It is my experience that the broad group of the professoriate is not nearly as smart and worthy as they think they are. Judged in the market, they are not as well rewarded, materially, as they think they deserve. There is not nearly the real demand for the services they provide, and too many candidates (labor pool) to keep salaries which will keep people at a level to which they would like to become accustomed. Combined with the desire and ability for the landed professorial gentry to manage entry into their ranks, the rich get richer, and the fellow goes to the wall, so to speak.
This is so very true and also applies to the very large, very wide world of the political and nonprofit classes. Until one actually swims in the streams of the academy or advocacy world, it’s tough to imagine how many professors and activists genuinely seem to believe that they’ve bypassed untold riches in their pursuit of virtue. The reality is that their skills and abilities often don’t translate well to world of true high-earners, and the public sector — broadly — is more lucrative than the private sector.

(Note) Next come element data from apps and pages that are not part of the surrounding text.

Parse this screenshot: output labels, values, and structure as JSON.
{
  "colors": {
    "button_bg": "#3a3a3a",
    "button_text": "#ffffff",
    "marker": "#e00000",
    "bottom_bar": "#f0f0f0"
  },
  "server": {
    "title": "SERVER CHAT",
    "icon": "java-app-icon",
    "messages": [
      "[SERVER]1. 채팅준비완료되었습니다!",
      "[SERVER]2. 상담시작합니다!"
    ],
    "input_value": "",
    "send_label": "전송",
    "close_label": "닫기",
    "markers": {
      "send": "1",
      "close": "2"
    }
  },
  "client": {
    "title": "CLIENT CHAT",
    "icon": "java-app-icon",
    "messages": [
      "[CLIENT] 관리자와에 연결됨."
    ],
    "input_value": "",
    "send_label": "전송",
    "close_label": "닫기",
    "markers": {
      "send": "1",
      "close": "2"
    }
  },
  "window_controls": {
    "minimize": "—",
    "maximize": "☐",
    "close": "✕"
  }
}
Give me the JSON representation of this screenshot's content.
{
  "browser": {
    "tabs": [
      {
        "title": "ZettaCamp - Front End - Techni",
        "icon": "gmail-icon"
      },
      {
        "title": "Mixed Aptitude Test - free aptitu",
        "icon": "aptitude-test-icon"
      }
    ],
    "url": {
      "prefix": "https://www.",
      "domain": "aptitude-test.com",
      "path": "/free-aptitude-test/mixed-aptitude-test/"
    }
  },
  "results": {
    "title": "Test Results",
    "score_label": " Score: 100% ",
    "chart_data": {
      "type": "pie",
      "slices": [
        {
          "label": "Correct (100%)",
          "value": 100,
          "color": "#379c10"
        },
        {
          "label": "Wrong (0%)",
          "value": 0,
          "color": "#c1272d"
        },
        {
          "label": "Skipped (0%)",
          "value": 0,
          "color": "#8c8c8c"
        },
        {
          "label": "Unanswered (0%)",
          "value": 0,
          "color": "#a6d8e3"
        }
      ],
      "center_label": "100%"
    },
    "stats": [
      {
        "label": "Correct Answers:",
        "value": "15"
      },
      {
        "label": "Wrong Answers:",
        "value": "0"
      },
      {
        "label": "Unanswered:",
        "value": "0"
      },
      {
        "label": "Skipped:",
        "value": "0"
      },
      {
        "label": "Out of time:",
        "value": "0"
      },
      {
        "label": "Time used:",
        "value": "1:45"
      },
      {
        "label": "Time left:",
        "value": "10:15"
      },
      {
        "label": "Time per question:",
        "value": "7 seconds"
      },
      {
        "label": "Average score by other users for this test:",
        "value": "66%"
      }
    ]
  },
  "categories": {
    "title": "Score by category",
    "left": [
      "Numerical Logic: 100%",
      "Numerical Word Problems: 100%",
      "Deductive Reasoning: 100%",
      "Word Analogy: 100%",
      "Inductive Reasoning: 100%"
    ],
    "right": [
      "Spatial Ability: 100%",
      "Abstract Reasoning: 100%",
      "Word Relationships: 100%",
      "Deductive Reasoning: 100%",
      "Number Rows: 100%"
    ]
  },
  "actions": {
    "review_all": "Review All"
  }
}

In actuality, a tenured English professor makes more money than the vast majority of Americans, has more job security than anyone this side of the federal judiciary, and still feels aggrieved, under-appreciated, and angry at the capitalist world that relegates him to his nice house, nice cars, and supreme economic stability.